_HOW TO COMPLETE THIS TASK_
Write the records out again, exactly.

_DATA FOR THIS TASK_
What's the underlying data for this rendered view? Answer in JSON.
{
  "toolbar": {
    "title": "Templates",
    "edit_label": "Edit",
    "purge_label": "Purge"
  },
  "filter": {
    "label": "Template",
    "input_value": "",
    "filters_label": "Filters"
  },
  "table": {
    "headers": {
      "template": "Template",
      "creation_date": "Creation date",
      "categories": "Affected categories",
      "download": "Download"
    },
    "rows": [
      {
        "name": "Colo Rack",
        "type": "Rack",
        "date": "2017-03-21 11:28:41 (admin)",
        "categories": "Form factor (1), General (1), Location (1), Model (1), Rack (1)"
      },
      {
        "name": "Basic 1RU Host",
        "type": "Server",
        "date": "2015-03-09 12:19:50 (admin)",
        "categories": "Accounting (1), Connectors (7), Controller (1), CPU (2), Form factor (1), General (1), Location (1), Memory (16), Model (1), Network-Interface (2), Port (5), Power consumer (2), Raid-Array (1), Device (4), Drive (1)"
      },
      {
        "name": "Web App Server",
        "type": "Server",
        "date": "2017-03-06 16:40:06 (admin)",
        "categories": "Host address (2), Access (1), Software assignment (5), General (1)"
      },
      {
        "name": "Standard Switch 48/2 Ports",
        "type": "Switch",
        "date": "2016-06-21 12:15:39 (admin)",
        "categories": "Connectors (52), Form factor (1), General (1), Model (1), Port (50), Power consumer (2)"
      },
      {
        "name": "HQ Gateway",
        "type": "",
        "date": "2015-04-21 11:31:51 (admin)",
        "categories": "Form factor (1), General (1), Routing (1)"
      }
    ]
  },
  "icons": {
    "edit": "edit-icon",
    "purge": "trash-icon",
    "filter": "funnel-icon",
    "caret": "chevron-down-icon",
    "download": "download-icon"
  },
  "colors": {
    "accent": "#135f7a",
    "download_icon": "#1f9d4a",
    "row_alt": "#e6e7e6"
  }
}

_TASK OUTPUT_
What's the underlying data for this rendered view? Answer in JSON.
{
  "toolbar": {
    "title": "Templates",
    "edit_label": "Edit",
    "purge_label": "Purge"
  },
  "filter": {
    "label": "Template",
    "input_value": "",
    "filters_label": "Filters"
  },
  "table": {
    "headers": {
      "template": "Template",
      "creation_date": "Creation date",
      "categories": "Affected categories",
      "download": "Download"
    },
    "rows": [
      {
        "name": "Colo Rack",
        "type": "Rack",
        "date": "2017-03-21 11:28:41 (admin)",
        "categories": "Form factor (1), General (1), Location (1), Model (1), Rack (1)"
      },
      {
        "name": "Basic 1RU Host",
        "type": "Server",
        "date": "2015-03-09 12:19:50 (admin)",
        "categories": "Accounting (1), Connectors (7), Controller (1), CPU (2), Form factor (1), General (1), Location (1), Memory (16), Model (1), Network-Interface (2), Port (5), Power consumer (2), Raid-Array (1), Device (4), Drive (1)"
      },
      {
        "name": "Web App Server",
        "type": "Server",
        "date": "2017-03-06 16:40:06 (admin)",
        "categories": "Host address (2), Access (1), Software assignment (5), General (1)"
      },
      {
        "name": "Standard Switch 48/2 Ports",
        "type": "Switch",
        "date": "2016-06-21 12:15:39 (admin)",
        "categories": "Connectors (52), Form factor (1), General (1), Model (1), Port (50), Power consumer (2)"
      },
      {
        "name": "HQ Gateway",
        "type": "",
        "date": "2015-04-21 11:31:51 (admin)",
        "categories": "Form factor (1), General (1), Routing (1)"
      }
    ]
  },
  "icons": {
    "edit": "edit-icon",
    "purge": "trash-icon",
    "filter": "funnel-icon",
    "caret": "chevron-down-icon",
    "download": "download-icon"
  },
  "colors": {
    "accent": "#135f7a",
    "download_icon": "#1f9d4a",
    "row_alt": "#e6e7e6"
  }
}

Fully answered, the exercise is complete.